# EXERCISE OBJECTIVE
Copy exactly, please, the line that has "Convert this screenshot" in it along with every line after it to the end of the listing.

# EXTRACTED RECORDS
*-*-*

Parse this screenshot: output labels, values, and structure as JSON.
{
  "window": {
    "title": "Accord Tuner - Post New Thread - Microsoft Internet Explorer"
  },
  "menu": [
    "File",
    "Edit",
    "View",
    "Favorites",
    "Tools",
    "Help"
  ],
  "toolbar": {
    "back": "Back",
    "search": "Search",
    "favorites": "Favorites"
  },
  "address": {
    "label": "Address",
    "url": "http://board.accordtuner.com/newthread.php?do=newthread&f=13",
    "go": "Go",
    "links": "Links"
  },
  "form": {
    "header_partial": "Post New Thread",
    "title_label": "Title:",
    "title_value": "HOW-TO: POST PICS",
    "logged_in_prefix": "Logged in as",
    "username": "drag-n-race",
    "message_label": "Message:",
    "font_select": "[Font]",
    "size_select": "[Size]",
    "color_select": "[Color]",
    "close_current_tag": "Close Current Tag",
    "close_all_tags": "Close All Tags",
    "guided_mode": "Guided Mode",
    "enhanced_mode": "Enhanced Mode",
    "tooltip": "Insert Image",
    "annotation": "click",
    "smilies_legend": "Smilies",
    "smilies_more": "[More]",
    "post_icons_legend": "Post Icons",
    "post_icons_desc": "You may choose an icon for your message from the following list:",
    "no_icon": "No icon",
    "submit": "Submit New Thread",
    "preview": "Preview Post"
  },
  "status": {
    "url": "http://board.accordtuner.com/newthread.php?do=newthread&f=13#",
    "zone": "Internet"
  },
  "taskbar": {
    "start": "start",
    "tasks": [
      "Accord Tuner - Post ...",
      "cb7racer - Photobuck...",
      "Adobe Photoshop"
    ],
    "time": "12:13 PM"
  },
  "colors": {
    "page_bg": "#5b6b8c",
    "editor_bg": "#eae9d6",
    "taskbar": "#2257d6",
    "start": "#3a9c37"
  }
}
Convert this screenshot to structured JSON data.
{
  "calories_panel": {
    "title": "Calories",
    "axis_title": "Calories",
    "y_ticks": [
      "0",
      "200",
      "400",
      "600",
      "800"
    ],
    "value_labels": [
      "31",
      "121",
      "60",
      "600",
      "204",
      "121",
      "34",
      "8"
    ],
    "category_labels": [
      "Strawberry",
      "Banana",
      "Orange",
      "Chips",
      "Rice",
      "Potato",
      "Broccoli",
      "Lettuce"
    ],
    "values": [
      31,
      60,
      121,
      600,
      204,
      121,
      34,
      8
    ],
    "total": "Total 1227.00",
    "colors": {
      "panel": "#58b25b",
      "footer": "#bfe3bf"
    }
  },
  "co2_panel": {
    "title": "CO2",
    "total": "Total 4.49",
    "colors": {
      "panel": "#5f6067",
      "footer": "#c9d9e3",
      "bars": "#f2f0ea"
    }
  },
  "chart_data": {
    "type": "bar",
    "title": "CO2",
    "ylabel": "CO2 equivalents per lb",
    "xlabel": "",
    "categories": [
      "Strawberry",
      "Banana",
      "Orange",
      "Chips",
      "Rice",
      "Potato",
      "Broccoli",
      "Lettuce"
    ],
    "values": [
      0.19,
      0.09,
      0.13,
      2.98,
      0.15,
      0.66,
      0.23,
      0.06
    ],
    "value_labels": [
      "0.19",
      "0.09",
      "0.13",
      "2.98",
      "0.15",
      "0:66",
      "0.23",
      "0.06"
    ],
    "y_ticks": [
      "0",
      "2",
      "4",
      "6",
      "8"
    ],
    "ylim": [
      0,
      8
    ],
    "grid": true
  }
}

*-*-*

# EXERCISE ANSWER
Convert this screenshot to structured JSON data.
{
  "calories_panel": {
    "title": "Calories",
    "axis_title": "Calories",
    "y_ticks": [
      "0",
      "200",
      "400",
      "600",
      "800"
    ],
    "value_labels": [
      "31",
      "121",
      "60",
      "600",
      "204",
      "121",
      "34",
      "8"
    ],
    "category_labels": [
      "Strawberry",
      "Banana",
      "Orange",
      "Chips",
      "Rice",
      "Potato",
      "Broccoli",
      "Lettuce"
    ],
    "values": [
      31,
      60,
      121,
      600,
      204,
      121,
      34,
      8
    ],
    "total": "Total 1227.00",
    "colors": {
      "panel": "#58b25b",
      "footer": "#bfe3bf"
    }
  },
  "co2_panel": {
    "title": "CO2",
    "total": "Total 4.49",
    "colors": {
      "panel": "#5f6067",
      "footer": "#c9d9e3",
      "bars": "#f2f0ea"
    }
  },
  "chart_data": {
    "type": "bar",
    "title": "CO2",
    "ylabel": "CO2 equivalents per lb",
    "xlabel": "",
    "categories": [
      "Strawberry",
      "Banana",
      "Orange",
      "Chips",
      "Rice",
      "Potato",
      "Broccoli",
      "Lettuce"
    ],
    "values": [
      0.19,
      0.09,
      0.13,
      2.98,
      0.15,
      0.66,
      0.23,
      0.06
    ],
    "value_labels": [
      "0.19",
      "0.09",
      "0.13",
      "2.98",
      "0.15",
      "0:66",
      "0.23",
      "0.06"
    ],
    "y_ticks": [
      "0",
      "2",
      "4",
      "6",
      "8"
    ],
    "ylim": [
      0,
      8
    ],
    "grid": true
  }
}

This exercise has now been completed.